- From: Tim Mensch <tim-lua-l@...>
- Date: Tue, 07 Feb 2012 10:55:51 -0700
On 2/7/2012 4:13 AM, David Given wrote:
What do you mean by a 'character'? A Unicode code point?
I can't speak to what HyperHacker means, but when I manipulated UTF-8
for handling internationalization on over 50 games, I never had to deal
with a SINGLE instance of grapheme clusters breaking the code. I ignored
them, and those 50 games were translated into at least 3 languages each,
and some as many as 9 languages (including Chinese, Japanese, and Arabic).
I would suggest that a LOT of UTF-8 usage in the real world follows that
pattern; not everyone is writing text entry fields.
If you're having to deal with completely arbitrary Unicode, then yes,
you need to deal with grapheme clusters. An optimization we added for
UTF-8 code points would actually be useful there, though: In each string
we cached the last code point offset requested. If you asked for s[i],
it would find the i'th code point, and remember the binary offset at
that code point, so loops like:
for (int i=0; i<s.length(); ++i)
// do something with s[i]
...would only need to "walk" the string from the last code point, which
is an O(1) operation up or down. You could use the same cache to "walk"
grapheme clusters, and then it's mostly O(1), unless you have crazy
large clusters making up the text, at which point it's O(M) where M is
In neither case does it necessarily make the library hideously
heavyweight, though, unless adding an index/offset pair to each UTF-8
string is hideously overweight. The only obvious change is that, instead

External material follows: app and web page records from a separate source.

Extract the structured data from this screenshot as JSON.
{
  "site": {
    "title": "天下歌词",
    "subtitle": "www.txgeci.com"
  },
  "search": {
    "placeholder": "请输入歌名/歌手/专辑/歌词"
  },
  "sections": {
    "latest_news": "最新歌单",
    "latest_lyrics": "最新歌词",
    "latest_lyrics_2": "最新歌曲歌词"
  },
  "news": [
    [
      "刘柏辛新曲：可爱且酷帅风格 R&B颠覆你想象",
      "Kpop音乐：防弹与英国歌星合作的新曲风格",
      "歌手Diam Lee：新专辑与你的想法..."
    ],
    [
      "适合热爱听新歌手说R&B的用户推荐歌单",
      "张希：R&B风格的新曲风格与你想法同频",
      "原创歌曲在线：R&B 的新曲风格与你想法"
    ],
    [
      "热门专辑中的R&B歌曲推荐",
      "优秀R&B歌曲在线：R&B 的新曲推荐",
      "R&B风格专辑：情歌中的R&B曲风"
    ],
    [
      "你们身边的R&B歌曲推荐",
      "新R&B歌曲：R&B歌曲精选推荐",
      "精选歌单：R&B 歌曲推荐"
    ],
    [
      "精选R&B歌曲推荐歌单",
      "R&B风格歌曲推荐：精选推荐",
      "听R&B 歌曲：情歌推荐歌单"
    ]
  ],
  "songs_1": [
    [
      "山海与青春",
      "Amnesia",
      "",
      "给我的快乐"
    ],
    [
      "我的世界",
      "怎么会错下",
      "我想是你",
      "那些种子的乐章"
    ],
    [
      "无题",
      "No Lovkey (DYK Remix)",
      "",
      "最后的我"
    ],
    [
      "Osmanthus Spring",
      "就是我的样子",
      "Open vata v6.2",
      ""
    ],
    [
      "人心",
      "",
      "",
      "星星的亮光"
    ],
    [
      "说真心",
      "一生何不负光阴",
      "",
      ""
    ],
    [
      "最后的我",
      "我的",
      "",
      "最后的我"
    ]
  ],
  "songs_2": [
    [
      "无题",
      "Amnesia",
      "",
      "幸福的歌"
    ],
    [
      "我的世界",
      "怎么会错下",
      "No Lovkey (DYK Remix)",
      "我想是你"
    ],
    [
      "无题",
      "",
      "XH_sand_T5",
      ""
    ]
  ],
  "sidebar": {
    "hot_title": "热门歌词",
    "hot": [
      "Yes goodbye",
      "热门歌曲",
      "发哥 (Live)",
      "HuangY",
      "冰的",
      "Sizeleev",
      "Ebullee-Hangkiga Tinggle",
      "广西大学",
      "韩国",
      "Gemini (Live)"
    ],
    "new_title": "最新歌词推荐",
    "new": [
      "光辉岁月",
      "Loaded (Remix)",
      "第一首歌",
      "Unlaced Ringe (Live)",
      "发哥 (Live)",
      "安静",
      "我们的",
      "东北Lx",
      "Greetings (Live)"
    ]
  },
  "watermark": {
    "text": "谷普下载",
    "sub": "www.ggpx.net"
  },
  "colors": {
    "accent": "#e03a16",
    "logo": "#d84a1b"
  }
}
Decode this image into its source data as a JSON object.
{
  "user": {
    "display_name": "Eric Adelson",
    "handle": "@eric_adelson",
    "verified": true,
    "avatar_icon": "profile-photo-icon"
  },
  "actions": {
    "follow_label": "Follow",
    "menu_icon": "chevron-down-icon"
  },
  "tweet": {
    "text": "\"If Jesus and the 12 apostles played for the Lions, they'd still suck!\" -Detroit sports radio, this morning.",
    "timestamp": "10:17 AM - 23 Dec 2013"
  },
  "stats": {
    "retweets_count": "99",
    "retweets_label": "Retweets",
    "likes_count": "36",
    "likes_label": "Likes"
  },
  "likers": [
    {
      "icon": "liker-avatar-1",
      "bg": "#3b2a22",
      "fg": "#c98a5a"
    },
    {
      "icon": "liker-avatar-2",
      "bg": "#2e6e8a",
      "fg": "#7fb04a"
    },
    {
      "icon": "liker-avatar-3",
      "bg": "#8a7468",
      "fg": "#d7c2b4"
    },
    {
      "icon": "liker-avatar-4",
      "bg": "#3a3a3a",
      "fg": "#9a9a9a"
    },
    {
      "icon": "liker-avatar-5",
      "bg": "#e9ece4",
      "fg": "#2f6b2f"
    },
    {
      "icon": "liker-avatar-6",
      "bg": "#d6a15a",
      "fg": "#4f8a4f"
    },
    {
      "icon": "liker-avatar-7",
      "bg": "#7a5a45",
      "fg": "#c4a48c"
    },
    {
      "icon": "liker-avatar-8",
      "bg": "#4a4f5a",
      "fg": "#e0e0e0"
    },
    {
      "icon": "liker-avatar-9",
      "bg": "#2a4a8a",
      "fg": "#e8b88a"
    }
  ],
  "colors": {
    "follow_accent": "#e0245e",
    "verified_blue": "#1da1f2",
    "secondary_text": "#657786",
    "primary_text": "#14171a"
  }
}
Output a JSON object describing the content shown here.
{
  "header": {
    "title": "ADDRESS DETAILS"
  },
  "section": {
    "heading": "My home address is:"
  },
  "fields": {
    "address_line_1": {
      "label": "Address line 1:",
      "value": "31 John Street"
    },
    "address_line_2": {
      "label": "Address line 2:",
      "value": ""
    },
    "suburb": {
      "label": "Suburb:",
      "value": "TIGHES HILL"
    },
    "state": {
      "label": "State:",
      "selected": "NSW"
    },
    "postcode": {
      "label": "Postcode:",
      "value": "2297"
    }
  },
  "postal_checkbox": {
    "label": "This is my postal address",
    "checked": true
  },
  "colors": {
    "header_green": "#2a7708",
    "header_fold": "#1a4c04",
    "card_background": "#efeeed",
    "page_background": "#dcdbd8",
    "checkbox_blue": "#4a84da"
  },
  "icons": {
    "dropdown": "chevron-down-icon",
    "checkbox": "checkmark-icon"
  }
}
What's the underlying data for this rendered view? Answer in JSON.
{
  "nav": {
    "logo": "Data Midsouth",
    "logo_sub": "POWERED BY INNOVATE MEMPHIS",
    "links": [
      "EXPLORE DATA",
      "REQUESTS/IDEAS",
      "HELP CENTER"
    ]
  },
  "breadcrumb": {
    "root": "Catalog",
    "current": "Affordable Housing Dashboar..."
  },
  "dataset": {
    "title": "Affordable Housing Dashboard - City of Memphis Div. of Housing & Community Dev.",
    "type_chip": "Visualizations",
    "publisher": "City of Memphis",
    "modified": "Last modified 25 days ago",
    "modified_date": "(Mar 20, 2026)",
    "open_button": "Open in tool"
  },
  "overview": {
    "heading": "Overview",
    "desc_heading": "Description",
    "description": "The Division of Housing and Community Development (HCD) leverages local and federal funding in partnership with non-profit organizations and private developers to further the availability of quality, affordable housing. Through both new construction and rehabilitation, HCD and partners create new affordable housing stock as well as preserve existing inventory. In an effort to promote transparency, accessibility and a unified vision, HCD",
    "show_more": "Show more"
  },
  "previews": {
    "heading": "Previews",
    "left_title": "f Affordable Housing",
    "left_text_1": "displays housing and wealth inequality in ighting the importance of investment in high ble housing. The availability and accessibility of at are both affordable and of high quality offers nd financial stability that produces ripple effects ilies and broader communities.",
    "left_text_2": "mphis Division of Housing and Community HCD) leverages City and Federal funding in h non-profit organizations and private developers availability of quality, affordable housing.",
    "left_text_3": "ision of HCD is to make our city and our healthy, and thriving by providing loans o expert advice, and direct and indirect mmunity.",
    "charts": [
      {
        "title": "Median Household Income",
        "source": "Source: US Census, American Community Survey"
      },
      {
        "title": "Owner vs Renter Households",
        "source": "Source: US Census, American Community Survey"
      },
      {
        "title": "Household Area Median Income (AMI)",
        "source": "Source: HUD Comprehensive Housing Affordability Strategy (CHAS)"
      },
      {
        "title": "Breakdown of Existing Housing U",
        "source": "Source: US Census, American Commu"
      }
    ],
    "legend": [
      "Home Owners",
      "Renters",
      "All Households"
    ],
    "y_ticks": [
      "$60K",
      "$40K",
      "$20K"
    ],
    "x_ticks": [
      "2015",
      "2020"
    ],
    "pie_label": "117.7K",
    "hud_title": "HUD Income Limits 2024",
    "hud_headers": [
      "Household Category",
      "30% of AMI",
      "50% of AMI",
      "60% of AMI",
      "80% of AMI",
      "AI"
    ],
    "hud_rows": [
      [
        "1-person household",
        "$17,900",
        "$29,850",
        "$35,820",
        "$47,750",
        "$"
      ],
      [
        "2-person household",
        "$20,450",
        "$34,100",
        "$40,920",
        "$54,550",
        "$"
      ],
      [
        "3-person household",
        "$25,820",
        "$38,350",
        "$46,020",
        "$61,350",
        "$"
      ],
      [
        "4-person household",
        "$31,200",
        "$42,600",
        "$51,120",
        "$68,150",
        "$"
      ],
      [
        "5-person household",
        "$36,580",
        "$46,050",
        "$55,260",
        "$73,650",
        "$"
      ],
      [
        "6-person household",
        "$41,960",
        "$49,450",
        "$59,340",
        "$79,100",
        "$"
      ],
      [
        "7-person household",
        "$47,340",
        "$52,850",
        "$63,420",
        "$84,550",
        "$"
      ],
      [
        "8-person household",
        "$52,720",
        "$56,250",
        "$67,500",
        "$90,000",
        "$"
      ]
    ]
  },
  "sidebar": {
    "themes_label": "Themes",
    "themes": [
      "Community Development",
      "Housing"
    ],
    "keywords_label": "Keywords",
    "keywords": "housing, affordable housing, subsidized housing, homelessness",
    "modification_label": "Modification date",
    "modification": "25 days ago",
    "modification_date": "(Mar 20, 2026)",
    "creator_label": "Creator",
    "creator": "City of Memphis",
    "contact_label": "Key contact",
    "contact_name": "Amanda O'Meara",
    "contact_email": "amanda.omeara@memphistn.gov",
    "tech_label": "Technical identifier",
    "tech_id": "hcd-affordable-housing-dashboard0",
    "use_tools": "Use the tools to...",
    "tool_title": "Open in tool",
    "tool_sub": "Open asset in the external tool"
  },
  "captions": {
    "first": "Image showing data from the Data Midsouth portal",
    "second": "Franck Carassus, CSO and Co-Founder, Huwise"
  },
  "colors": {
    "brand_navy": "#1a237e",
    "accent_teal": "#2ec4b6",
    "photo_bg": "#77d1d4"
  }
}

of returning a code point, which can fit in an int, the s[i] above would
return a binary blob (effectively, an opaque string).